My name’s Mike Hendrix. I’m from Austin, Texas.
As a young child, we moved to Singapore. I was around seven years of age. My parents became Baptist ministers and missionaries. Around the age of seven years of age, I was sitting in the kitchen and it was one of my dad and my rituals to let me sip on the coffee out of his camouflage coffee mug.
This particular time, I asked my dad for some of his coffee and he said, “No faggot son of mine is he ever going to drink after me again.” I had told my parents that I was being sexually molested by a Baptist minister. My parents didn’t believe me and instead they felt that I was possessed by a homosexual spirit.
My parents put pictures of emaciated gay men who were dying of AIDS all over my room.

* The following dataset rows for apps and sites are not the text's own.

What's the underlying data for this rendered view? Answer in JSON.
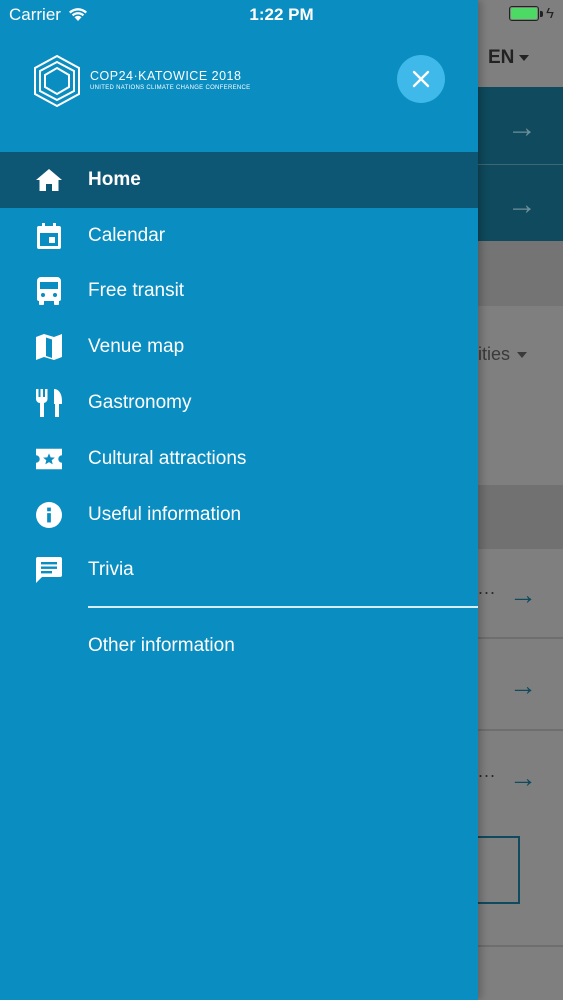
{
  "status_bar": {
    "carrier": "Carrier",
    "time": "1:22 PM"
  },
  "background": {
    "language": "EN",
    "filter_fragment": "ities",
    "dots": "..."
  },
  "drawer": {
    "logo": {
      "title": "COP24·KATOWICE 2018",
      "subtitle": "UNITED NATIONS CLIMATE CHANGE CONFERENCE"
    },
    "menu": [
      {
        "label": "Home",
        "icon": "home-icon",
        "active": true
      },
      {
        "label": "Calendar",
        "icon": "calendar-icon",
        "active": false
      },
      {
        "label": "Free transit",
        "icon": "bus-icon",
        "active": false
      },
      {
        "label": "Venue map",
        "icon": "map-icon",
        "active": false
      },
      {
        "label": "Gastronomy",
        "icon": "cutlery-icon",
        "active": false
      },
      {
        "label": "Cultural attractions",
        "icon": "ticket-icon",
        "active": false
      },
      {
        "label": "Useful information",
        "icon": "info-icon",
        "active": false
      },
      {
        "label": "Trivia",
        "icon": "chat-icon",
        "active": false
      }
    ],
    "other_label": "Other information"
  },
  "colors": {
    "drawer_bg": "#0a8dc0",
    "active_bg": "#0d5674",
    "close_button_bg": "#3fb8ea"
  }
}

So eventually they decided that they were going to put me into conversion therapy. I went to conversion therapy… therapy, coun… counseling, conversion therapy camps.
The conversion therapy that we were put through was, in the camps, was pure tor- torture. We were molested over and over by the same individual and therapist that claimed that I was possessed by a homosexual spirit.
I finally was able to get out of that situation once my parents realized around the age of 13 that other kids were coming out and had been also abused.
As a teenager and high schooler. It was very difficult for me because I wasn’t attracted to girls. The other thing that I struggled with was that maybe I was haunted by a homosexual spirit. I made a pact with myself and God that no matter what happened, I would take my life if I ever realized that it was true, that I was a gay man.
And I dove into Republican politics and grassroots work with Focus on the Family and Christian Coalition, trying to hide who I really was trying to fight who I really was.
So I found myself during 9/11 in Houston at the Galleria mall. The twin towers had just fallen. I was engaged to be married to a woman, who I loved very dearly and had been with for four years. I found myself stranded in Houston and wandering the mall.
I ran into an individual who was gay. We had a great conversation. We clicked, we hit it off. We had dinner. And then one thing led to another and he ended up back at my hotel room. This was the first time I’d had a consensual, healthy sexual relationship with another man about my age, who was also gay.
It woke up inside of me this desire to explore and to live life. It also presented me with two challenges: did I follow through with my pack with God and take my own life? Or did I embrace this new feeling that was inside of me, this new wokeness?
When I finally got back to Austin, my fiancée found me in a bathtub with a razor blade. Her coming home that day was an answer to prayer because I had prayed to God that he would somehow show me that I could make it as a gay man. I went on to do the right thing and let her know what I was struggling with and that I was coming out. When I told my parents that I was coming out and that I was no longer going to fight being a gay man, my parents disowned me. And that’s okay.
The moment that I felt like everything changed for me and everything was going to be okay, I was at Barnes & Nobles, and I had found 11 different books on coming out. As I was walking up to the front to back out, there was a line and all of those books came flying out on my arms. And here I am scurrying to try to pick them up and people are helping me pick them up. And it’s – there’s 11 books. So there’s multiple people helping me in this process. I was very embarrassed, but then there was also something very liberating about it.
And then of course, two of the books, that I read out of the 11 really kind of helped me on this path to acceptance. One was. Mel White’s book, “Stranger at the Gate,” which was on spirituality. And then another one that was really fun that also saved my sex life was the cruising book, which I then took on to JR’s to practice and it worked out really well.
And I kind of just dove into the deep end of the pool, changed my politics, changed what I was fighting for, but this whole time I wasn’t comfortable with who I was completely. And it’s taken years of therapy. I also turned to alcohol and drugs in my younger years, spent about 10 years.
I suffered from PTSD from the experiences that I went through as a child. I’m not ashamed of it. I also have social anxiety issues as a result. I’m not ashamed of that either. Because I’m alive and the experiences I went through as a child have made me a stronger person.
And I am really happy to say today I’ve conquered my addiction issues and I’m able to help others in a similar situation.
And simply the reason that I am – I look at myself as a survivor and not a victim is I’m here today to talk about my story. It’s important that people hear the story, but at the same time, more importantly, that people understand these types of things are still happening to children all over the world. And it’s important for us to get the story out so that we can change public policy, make laws that prevent child abuse in the form of conversion therapy.
So also extremely important that if there are victims out there who have experienced conversion therapy or are thinking of taking their life or maybe are a victim of child abuse or sexual abuse that they hear the story and they know there is hope. Or for the addict that may be self-medicating to deal with trauma similar to mine, but they also know there is hope. You can deal with this head on and you can live a freer life.